“Hong captures these contrasting dramas in typically unadorned style, utilizing the hotel as both a symbolic space of refuge and reconciliation and a practical setting for the comings and goings of a variety of personalities (although, curiously, these five seem to be the hotel’s only visitors – is this a character study or a ghost story?). In a masterfully staged dinner sequence (the only time the film leaves the vicinity of the hotel), the men, fuelled by gallons of makgeolli, confront a lifetime of demons in a moment of emotional bloodletting to rival the climatic interpersonal breakdown that punctuates On the Beach At Night Alone (2017), while the women, seated nearby, quietly eavesdrop. An unexpected, disarmingly poetic flourish follows, as Hong dovetails these stories one final time, suggesting at once potential pasts and impossible futures, in the process opening up the film to a number of personal readings.”

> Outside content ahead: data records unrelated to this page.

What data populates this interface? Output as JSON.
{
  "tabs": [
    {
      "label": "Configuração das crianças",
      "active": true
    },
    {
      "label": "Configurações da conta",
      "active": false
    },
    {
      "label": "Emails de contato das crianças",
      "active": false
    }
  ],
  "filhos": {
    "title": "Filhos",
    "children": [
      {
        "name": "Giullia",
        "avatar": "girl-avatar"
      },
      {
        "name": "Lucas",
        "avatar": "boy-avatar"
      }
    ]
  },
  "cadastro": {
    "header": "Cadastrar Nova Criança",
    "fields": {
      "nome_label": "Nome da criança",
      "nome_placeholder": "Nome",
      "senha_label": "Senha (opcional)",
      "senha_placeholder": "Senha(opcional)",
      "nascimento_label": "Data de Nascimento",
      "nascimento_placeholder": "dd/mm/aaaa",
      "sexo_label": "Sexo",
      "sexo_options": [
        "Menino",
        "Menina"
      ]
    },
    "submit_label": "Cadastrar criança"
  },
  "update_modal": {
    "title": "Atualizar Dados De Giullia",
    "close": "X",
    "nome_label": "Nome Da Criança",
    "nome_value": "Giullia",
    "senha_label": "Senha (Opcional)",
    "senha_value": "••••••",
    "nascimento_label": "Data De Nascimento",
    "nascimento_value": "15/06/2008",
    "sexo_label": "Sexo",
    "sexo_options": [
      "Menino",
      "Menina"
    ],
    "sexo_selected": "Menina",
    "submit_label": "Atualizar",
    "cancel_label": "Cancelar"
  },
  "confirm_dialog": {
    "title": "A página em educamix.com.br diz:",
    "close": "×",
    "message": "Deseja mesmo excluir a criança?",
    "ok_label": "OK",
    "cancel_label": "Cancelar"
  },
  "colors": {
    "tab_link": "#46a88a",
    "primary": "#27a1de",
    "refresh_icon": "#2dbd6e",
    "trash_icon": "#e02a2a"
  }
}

“Hotel by the River exudes a casualness that starkly contrasts with Hong’s enraged and almost abstract Grass. The structural experimentation of many of Hong’s recent films has been abandoned in Hotel by the River for a wandering yet more-or-less three-act structure. And Hong’s favorite theme – a man’s hypocritical and self-destructive pursuit of a woman – has been relegated here to a supplemental concern. Instead, the filmmaker dramatizes the reunion between an acclaimed poet, Younghwan (Ki Joo-bong), and his two adult sons, Kyung-soo (Kwon Hae-hyo) and Byung-soo (Yu Jun-sang). Younghwan is staying in the aforementioned hotel at length and free of charge, his state of impermanency affirming the surreal sense of anonymity that’s fostered by the winter landscapes.”
- 1Jordan Cronk, “Hotel by the River (Hong Sangsoo, South Korea) – Masters,” Cinema Scope Online.
- 2Chuck Bowen, “Hotel by the River,” Slant Magazine, 5 September 2018.